National Intelligence Director James Clapper told the House Intelligence Committee, "I'm not sure how to make a call like that."
"It would be very, very situational dependent to render an assessment on how well we could secure any or all of the (weapons) facilities in Syria," he said.
A U.S. military attempt to secure Syria's large, dispersed arsenal of nerve and blister agents would have to be done with the backing of regional partner nations and other states, according to Clapper.
The Defense Department is understood to have begun preparing an emergency response plan for destroying Syria's chemical warfare materials to ensure they are not used in the civil war or allowed to fall into militant hands. However, that planning has been paused as it now appears Damascus is not planning chemical attacks, according to The Hill.
Defense Secretary Chuck Hagel on Thursday informed the House Armed Services Committee that "we have not detected use of chemical weapons," the Washington Post reported. "Obviously, if that line is crossed, then we've got a different situation. Then you get into the next set of dimensions to this, if chemical weapons fall into the wrong hands."
Diplomats claim the West has concrete proof of an instance of chemical weapons use in Syria, Agence France-Presse reported on Thursday. "In one case we have hard evidence," a Western envoy said to journalists.
The United Nations has an team ready to deploy to Syria to investigate allegations by both the Assad regime and opposition forces of a chemical attack in March that killed about 30 people and injured many more in the town of Khan al-Assal. Disagreements with Damascus over whether the U.N. team will also investigate rebel allegations of a December chemical attack in Homs have led to an impasse.
"There are several examples where we are quite sure that shells with chemicals have been used in a very sporadic way," the diplomatic source asserted.
Issue experts have suggested that the Khan al-Assal incident might have involved a dangerous but lower-level chemical material such as chlorine.
In the event the U.N. team is allowed into Syria, investigators would use hand-held sensors to check the areas where alleged attacks took place for chemical residue. Biological samples from victims as well as water, air, and dirt would be collected and initially analyzed in an on-site transportable laboratory. The samples would then be transported to outside laboratories for more analysis, according to Reuters.
Damascus has requested that it be furnished with its own samples in order to cross-check the findings of the U.N. team.

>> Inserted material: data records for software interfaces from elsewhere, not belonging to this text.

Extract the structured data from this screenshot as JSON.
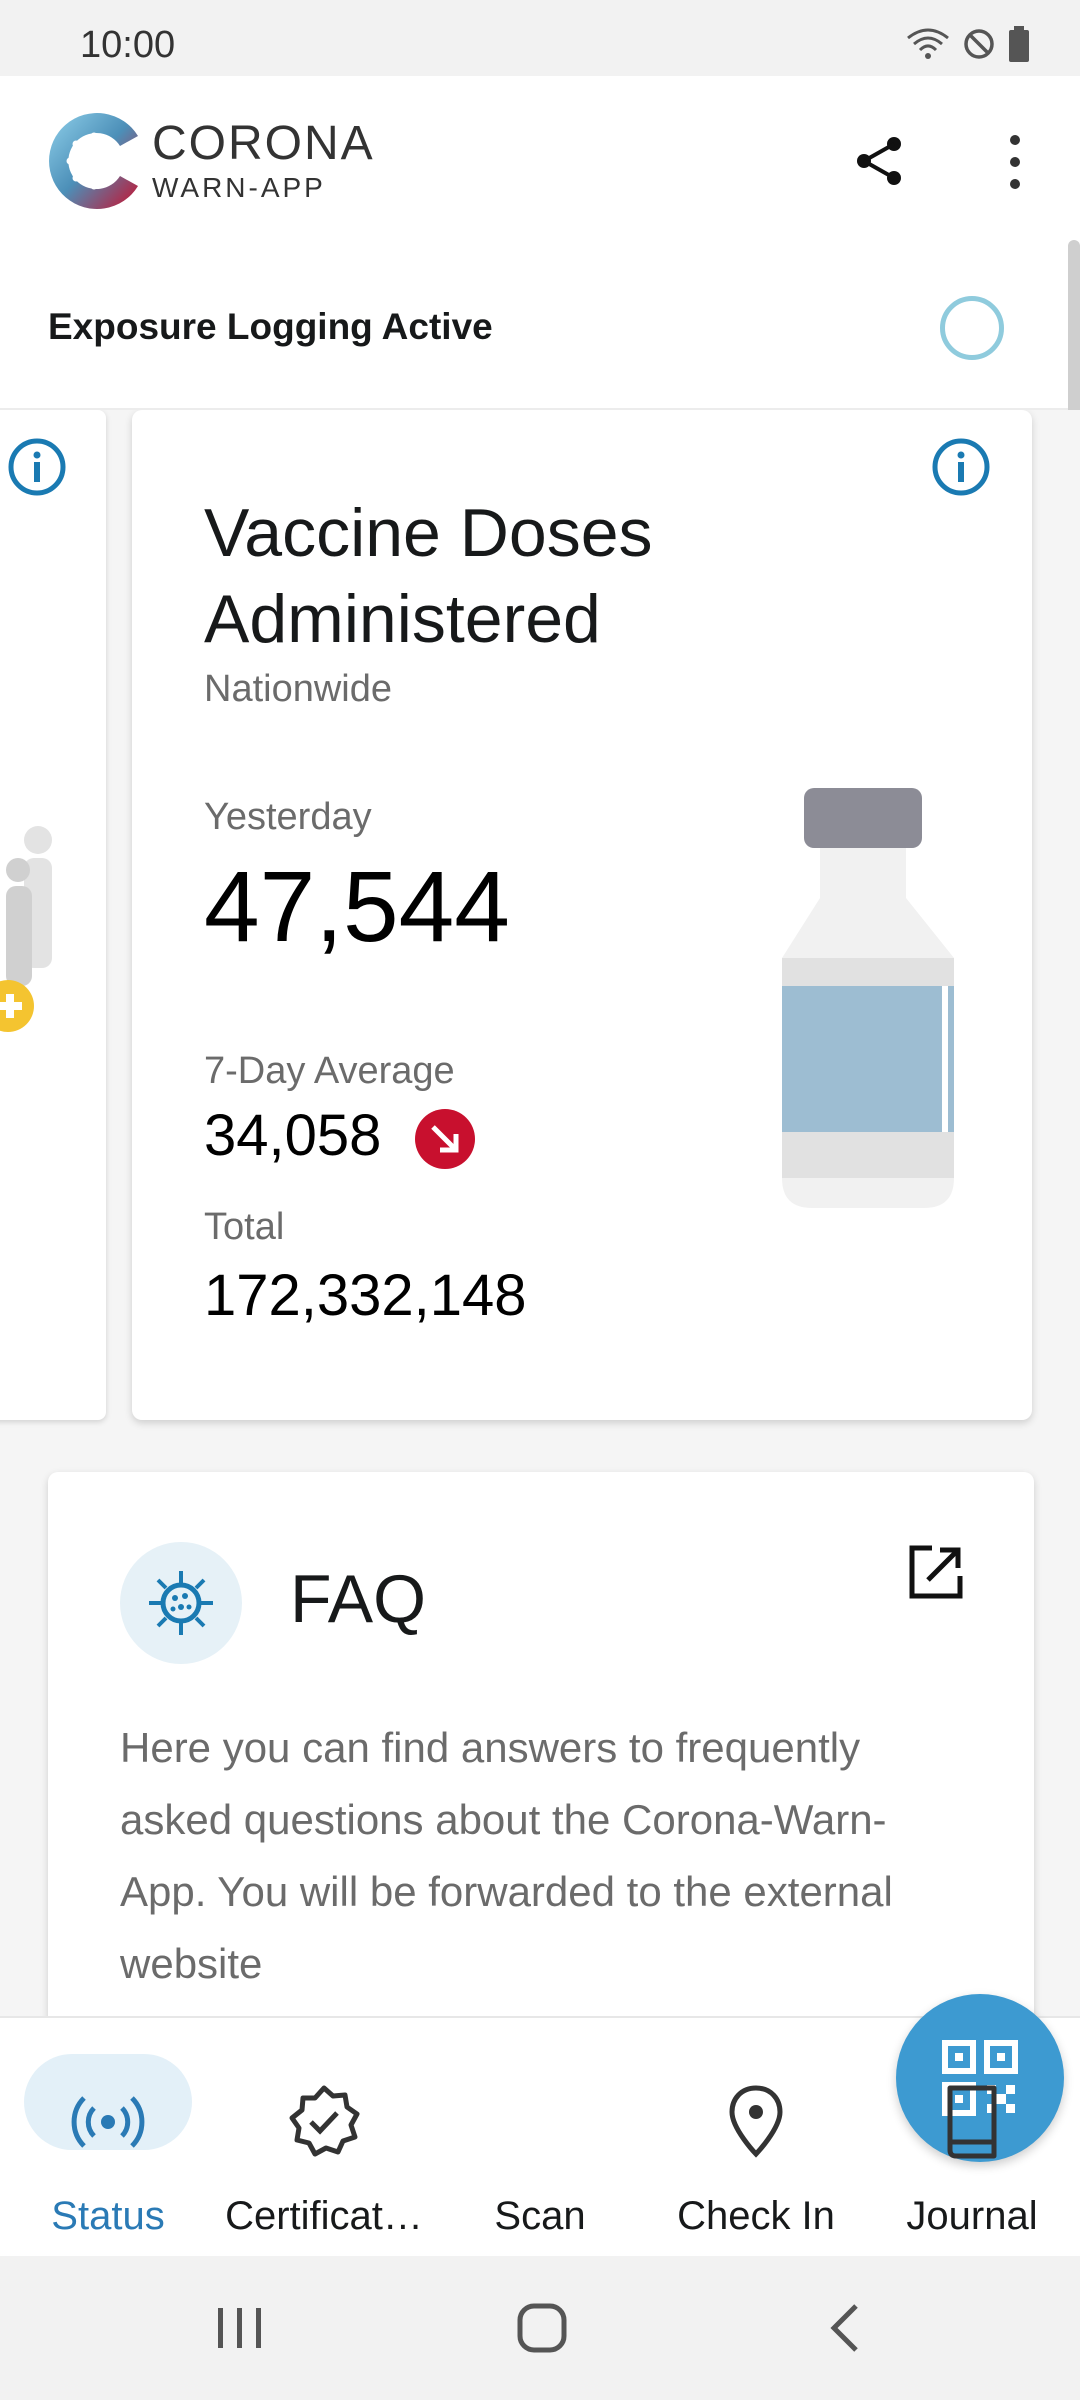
{
  "status_bar": {
    "time": "10:00"
  },
  "header": {
    "brand_line1": "CORONA",
    "brand_line2": "WARN-APP"
  },
  "exposure": {
    "label": "Exposure Logging Active"
  },
  "vaccine_card": {
    "title": "Vaccine Doses Administered",
    "subtitle": "Nationwide",
    "yesterday_label": "Yesterday",
    "yesterday_value": "47,544",
    "average_label": "7-Day Average",
    "average_value": "34,058",
    "total_label": "Total",
    "total_value": "172,332,148",
    "trend": "decreasing"
  },
  "faq": {
    "title": "FAQ",
    "body": "Here you can find answers to frequently asked questions about the Corona-Warn-App. You will be forwarded to the external website"
  },
  "bottom_nav": {
    "status": "Status",
    "certificates": "Certificat…",
    "scan": "Scan",
    "check_in": "Check In",
    "journal": "Journal"
  },
  "colors": {
    "accent": "#3d9ad1",
    "active_nav": "#2a7ab5",
    "trend_down": "#c8102e",
    "ring": "#8fcbdd"
  }
}
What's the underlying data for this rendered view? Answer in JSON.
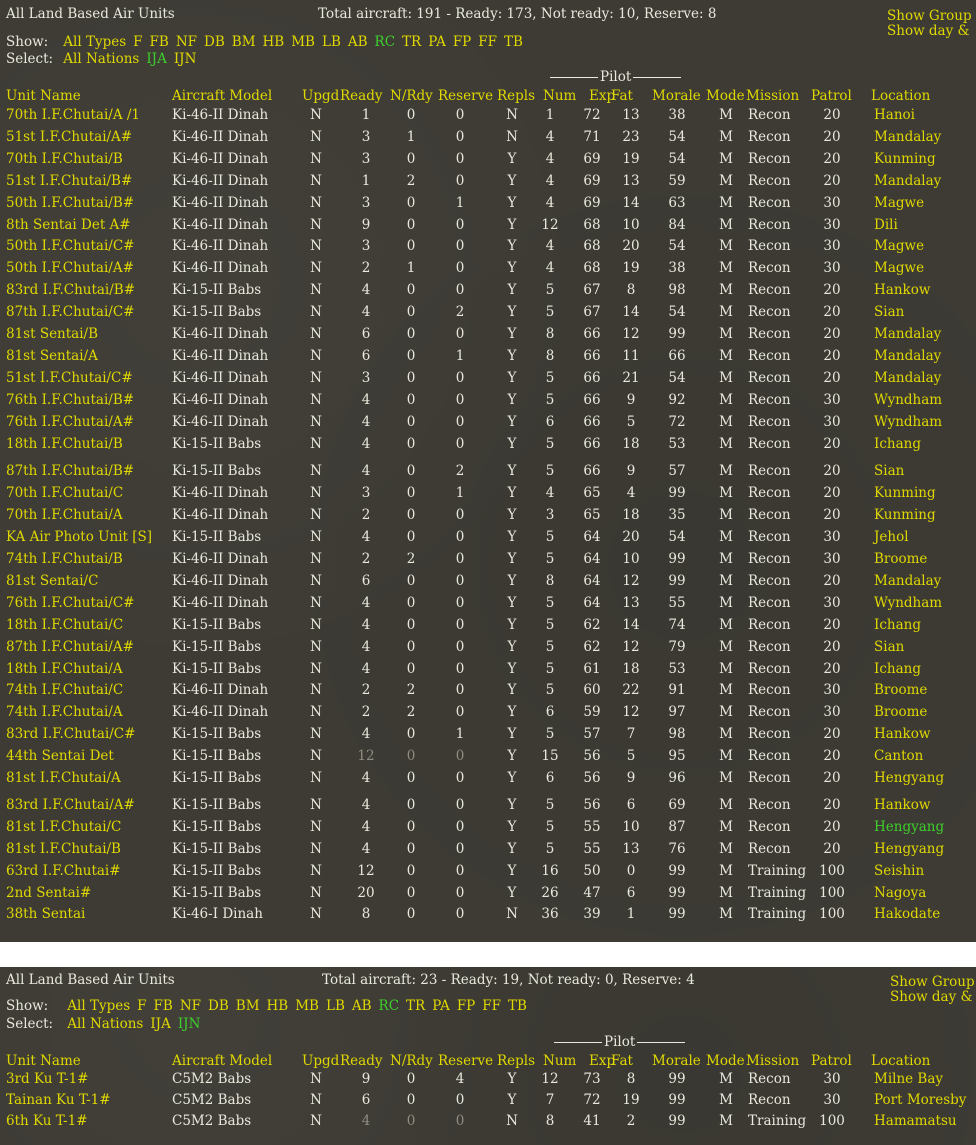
{
  "panels": [
    {
      "title": "All Land Based Air Units",
      "totals": "Total aircraft: 191 - Ready: 173, Not ready: 10, Reserve: 8",
      "show_group": "Show Group",
      "show_day": "Show day &",
      "show_label": "Show:",
      "select_label": "Select:",
      "type_filters": [
        {
          "label": "All Types",
          "on": false
        },
        {
          "label": "F",
          "on": false
        },
        {
          "label": "FB",
          "on": false
        },
        {
          "label": "NF",
          "on": false
        },
        {
          "label": "DB",
          "on": false
        },
        {
          "label": "BM",
          "on": false
        },
        {
          "label": "HB",
          "on": false
        },
        {
          "label": "MB",
          "on": false
        },
        {
          "label": "LB",
          "on": false
        },
        {
          "label": "AB",
          "on": false
        },
        {
          "label": "RC",
          "on": true
        },
        {
          "label": "TR",
          "on": false
        },
        {
          "label": "PA",
          "on": false
        },
        {
          "label": "FP",
          "on": false
        },
        {
          "label": "FF",
          "on": false
        },
        {
          "label": "TB",
          "on": false
        }
      ],
      "nation_filters": [
        {
          "label": "All Nations",
          "on": false
        },
        {
          "label": "IJA",
          "on": true
        },
        {
          "label": "IJN",
          "on": false
        }
      ]
    },
    {
      "title": "All Land Based Air Units",
      "totals": "Total aircraft: 23 - Ready: 19, Not ready: 0, Reserve: 4",
      "show_group": "Show Group S",
      "show_day": "Show day & n",
      "show_label": "Show:",
      "select_label": "Select:",
      "type_filters": [
        {
          "label": "All Types",
          "on": false
        },
        {
          "label": "F",
          "on": false
        },
        {
          "label": "FB",
          "on": false
        },
        {
          "label": "NF",
          "on": false
        },
        {
          "label": "DB",
          "on": false
        },
        {
          "label": "BM",
          "on": false
        },
        {
          "label": "HB",
          "on": false
        },
        {
          "label": "MB",
          "on": false
        },
        {
          "label": "LB",
          "on": false
        },
        {
          "label": "AB",
          "on": false
        },
        {
          "label": "RC",
          "on": true
        },
        {
          "label": "TR",
          "on": false
        },
        {
          "label": "PA",
          "on": false
        },
        {
          "label": "FP",
          "on": false
        },
        {
          "label": "FF",
          "on": false
        },
        {
          "label": "TB",
          "on": false
        }
      ],
      "nation_filters": [
        {
          "label": "All Nations",
          "on": false
        },
        {
          "label": "IJA",
          "on": false
        },
        {
          "label": "IJN",
          "on": true
        }
      ]
    }
  ],
  "pilot_group_label": "Pilot",
  "columns": [
    "Unit Name",
    "Aircraft Model",
    "Upgd",
    "Ready",
    "N/Rdy",
    "Reserve",
    "Repls",
    "Num",
    "Exp",
    "Fat",
    "Morale",
    "Mode",
    "Mission",
    "Patrol",
    "Location"
  ],
  "rows_ija": [
    [
      "70th I.F.Chutai/A /1",
      "Ki-46-II Dinah",
      "N",
      "1",
      "0",
      "0",
      "N",
      "1",
      "72",
      "13",
      "38",
      "M",
      "Recon",
      "20",
      "Hanoi"
    ],
    [
      "51st I.F.Chutai/A#",
      "Ki-46-II Dinah",
      "N",
      "3",
      "1",
      "0",
      "N",
      "4",
      "71",
      "23",
      "54",
      "M",
      "Recon",
      "20",
      "Mandalay"
    ],
    [
      "70th I.F.Chutai/B",
      "Ki-46-II Dinah",
      "N",
      "3",
      "0",
      "0",
      "Y",
      "4",
      "69",
      "19",
      "54",
      "M",
      "Recon",
      "20",
      "Kunming"
    ],
    [
      "51st I.F.Chutai/B#",
      "Ki-46-II Dinah",
      "N",
      "1",
      "2",
      "0",
      "Y",
      "4",
      "69",
      "13",
      "59",
      "M",
      "Recon",
      "20",
      "Mandalay"
    ],
    [
      "50th I.F.Chutai/B#",
      "Ki-46-II Dinah",
      "N",
      "3",
      "0",
      "1",
      "Y",
      "4",
      "69",
      "14",
      "63",
      "M",
      "Recon",
      "30",
      "Magwe"
    ],
    [
      "8th Sentai Det A#",
      "Ki-46-II Dinah",
      "N",
      "9",
      "0",
      "0",
      "Y",
      "12",
      "68",
      "10",
      "84",
      "M",
      "Recon",
      "30",
      "Dili"
    ],
    [
      "50th I.F.Chutai/C#",
      "Ki-46-II Dinah",
      "N",
      "3",
      "0",
      "0",
      "Y",
      "4",
      "68",
      "20",
      "54",
      "M",
      "Recon",
      "30",
      "Magwe"
    ],
    [
      "50th I.F.Chutai/A#",
      "Ki-46-II Dinah",
      "N",
      "2",
      "1",
      "0",
      "Y",
      "4",
      "68",
      "19",
      "38",
      "M",
      "Recon",
      "30",
      "Magwe"
    ],
    [
      "83rd I.F.Chutai/B#",
      "Ki-15-II Babs",
      "N",
      "4",
      "0",
      "0",
      "Y",
      "5",
      "67",
      "8",
      "98",
      "M",
      "Recon",
      "20",
      "Hankow"
    ],
    [
      "87th I.F.Chutai/C#",
      "Ki-15-II Babs",
      "N",
      "4",
      "0",
      "2",
      "Y",
      "5",
      "67",
      "14",
      "54",
      "M",
      "Recon",
      "20",
      "Sian"
    ],
    [
      "81st Sentai/B",
      "Ki-46-II Dinah",
      "N",
      "6",
      "0",
      "0",
      "Y",
      "8",
      "66",
      "12",
      "99",
      "M",
      "Recon",
      "20",
      "Mandalay"
    ],
    [
      "81st Sentai/A",
      "Ki-46-II Dinah",
      "N",
      "6",
      "0",
      "1",
      "Y",
      "8",
      "66",
      "11",
      "66",
      "M",
      "Recon",
      "20",
      "Mandalay"
    ],
    [
      "51st I.F.Chutai/C#",
      "Ki-46-II Dinah",
      "N",
      "3",
      "0",
      "0",
      "Y",
      "5",
      "66",
      "21",
      "54",
      "M",
      "Recon",
      "20",
      "Mandalay"
    ],
    [
      "76th I.F.Chutai/B#",
      "Ki-46-II Dinah",
      "N",
      "4",
      "0",
      "0",
      "Y",
      "5",
      "66",
      "9",
      "92",
      "M",
      "Recon",
      "30",
      "Wyndham"
    ],
    [
      "76th I.F.Chutai/A#",
      "Ki-46-II Dinah",
      "N",
      "4",
      "0",
      "0",
      "Y",
      "6",
      "66",
      "5",
      "72",
      "M",
      "Recon",
      "30",
      "Wyndham"
    ],
    [
      "18th I.F.Chutai/B",
      "Ki-15-II Babs",
      "N",
      "4",
      "0",
      "0",
      "Y",
      "5",
      "66",
      "18",
      "53",
      "M",
      "Recon",
      "20",
      "Ichang"
    ],
    [
      "87th I.F.Chutai/B#",
      "Ki-15-II Babs",
      "N",
      "4",
      "0",
      "2",
      "Y",
      "5",
      "66",
      "9",
      "57",
      "M",
      "Recon",
      "20",
      "Sian"
    ],
    [
      "70th I.F.Chutai/C",
      "Ki-46-II Dinah",
      "N",
      "3",
      "0",
      "1",
      "Y",
      "4",
      "65",
      "4",
      "99",
      "M",
      "Recon",
      "20",
      "Kunming"
    ],
    [
      "70th I.F.Chutai/A",
      "Ki-46-II Dinah",
      "N",
      "2",
      "0",
      "0",
      "Y",
      "3",
      "65",
      "18",
      "35",
      "M",
      "Recon",
      "20",
      "Kunming"
    ],
    [
      "KA Air Photo Unit [S]",
      "Ki-15-II Babs",
      "N",
      "4",
      "0",
      "0",
      "Y",
      "5",
      "64",
      "20",
      "54",
      "M",
      "Recon",
      "30",
      "Jehol"
    ],
    [
      "74th I.F.Chutai/B",
      "Ki-46-II Dinah",
      "N",
      "2",
      "2",
      "0",
      "Y",
      "5",
      "64",
      "10",
      "99",
      "M",
      "Recon",
      "30",
      "Broome"
    ],
    [
      "81st Sentai/C",
      "Ki-46-II Dinah",
      "N",
      "6",
      "0",
      "0",
      "Y",
      "8",
      "64",
      "12",
      "99",
      "M",
      "Recon",
      "20",
      "Mandalay"
    ],
    [
      "76th I.F.Chutai/C#",
      "Ki-46-II Dinah",
      "N",
      "4",
      "0",
      "0",
      "Y",
      "5",
      "64",
      "13",
      "55",
      "M",
      "Recon",
      "30",
      "Wyndham"
    ],
    [
      "18th I.F.Chutai/C",
      "Ki-15-II Babs",
      "N",
      "4",
      "0",
      "0",
      "Y",
      "5",
      "62",
      "14",
      "74",
      "M",
      "Recon",
      "20",
      "Ichang"
    ],
    [
      "87th I.F.Chutai/A#",
      "Ki-15-II Babs",
      "N",
      "4",
      "0",
      "0",
      "Y",
      "5",
      "62",
      "12",
      "79",
      "M",
      "Recon",
      "20",
      "Sian"
    ],
    [
      "18th I.F.Chutai/A",
      "Ki-15-II Babs",
      "N",
      "4",
      "0",
      "0",
      "Y",
      "5",
      "61",
      "18",
      "53",
      "M",
      "Recon",
      "20",
      "Ichang"
    ],
    [
      "74th I.F.Chutai/C",
      "Ki-46-II Dinah",
      "N",
      "2",
      "2",
      "0",
      "Y",
      "5",
      "60",
      "22",
      "91",
      "M",
      "Recon",
      "30",
      "Broome"
    ],
    [
      "74th I.F.Chutai/A",
      "Ki-46-II Dinah",
      "N",
      "2",
      "2",
      "0",
      "Y",
      "6",
      "59",
      "12",
      "97",
      "M",
      "Recon",
      "30",
      "Broome"
    ],
    [
      "83rd I.F.Chutai/C#",
      "Ki-15-II Babs",
      "N",
      "4",
      "0",
      "1",
      "Y",
      "5",
      "57",
      "7",
      "98",
      "M",
      "Recon",
      "20",
      "Hankow"
    ],
    [
      "44th Sentai Det",
      "Ki-15-II Babs",
      "N",
      "12",
      "0",
      "0",
      "Y",
      "15",
      "56",
      "5",
      "95",
      "M",
      "Recon",
      "20",
      "Canton"
    ],
    [
      "81st I.F.Chutai/A",
      "Ki-15-II Babs",
      "N",
      "4",
      "0",
      "0",
      "Y",
      "6",
      "56",
      "9",
      "96",
      "M",
      "Recon",
      "20",
      "Hengyang"
    ],
    [
      "83rd I.F.Chutai/A#",
      "Ki-15-II Babs",
      "N",
      "4",
      "0",
      "0",
      "Y",
      "5",
      "56",
      "6",
      "69",
      "M",
      "Recon",
      "20",
      "Hankow"
    ],
    [
      "81st I.F.Chutai/C",
      "Ki-15-II Babs",
      "N",
      "4",
      "0",
      "0",
      "Y",
      "5",
      "55",
      "10",
      "87",
      "M",
      "Recon",
      "20",
      "Hengyang"
    ],
    [
      "81st I.F.Chutai/B",
      "Ki-15-II Babs",
      "N",
      "4",
      "0",
      "0",
      "Y",
      "5",
      "55",
      "13",
      "76",
      "M",
      "Recon",
      "20",
      "Hengyang"
    ],
    [
      "63rd I.F.Chutai#",
      "Ki-15-II Babs",
      "N",
      "12",
      "0",
      "0",
      "Y",
      "16",
      "50",
      "0",
      "99",
      "M",
      "Training",
      "100",
      "Seishin"
    ],
    [
      "2nd Sentai#",
      "Ki-15-II Babs",
      "N",
      "20",
      "0",
      "0",
      "Y",
      "26",
      "47",
      "6",
      "99",
      "M",
      "Training",
      "100",
      "Nagoya"
    ],
    [
      "38th Sentai",
      "Ki-46-I Dinah",
      "N",
      "8",
      "0",
      "0",
      "N",
      "36",
      "39",
      "1",
      "99",
      "M",
      "Training",
      "100",
      "Hakodate"
    ]
  ],
  "rows_ijn": [
    [
      "3rd Ku T-1#",
      "C5M2 Babs",
      "N",
      "9",
      "0",
      "4",
      "Y",
      "12",
      "73",
      "8",
      "99",
      "M",
      "Recon",
      "30",
      "Milne Bay"
    ],
    [
      "Tainan Ku T-1#",
      "C5M2 Babs",
      "N",
      "6",
      "0",
      "0",
      "Y",
      "7",
      "72",
      "19",
      "99",
      "M",
      "Recon",
      "30",
      "Port Moresby"
    ],
    [
      "6th Ku T-1#",
      "C5M2 Babs",
      "N",
      "4",
      "0",
      "0",
      "N",
      "8",
      "41",
      "2",
      "99",
      "M",
      "Training",
      "100",
      "Hamamatsu"
    ]
  ],
  "highlights": {
    "ija_green_location_row": 32,
    "ija_grey_ready_row": 29,
    "ijn_grey_ready_row": 2
  }
}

Authorities in the village of Douma close to the Syrian capital said they have preserved the remains of six individuals killed in another alleged chemical assault. The Assad regime does not want the U.N. inquiry to go to Douma. There are also 32 survivors of the attack that have volunteered to be checked out by the U.N. team, according to a letter sent to the team leader, Swedish scientist Ake Sellstrom.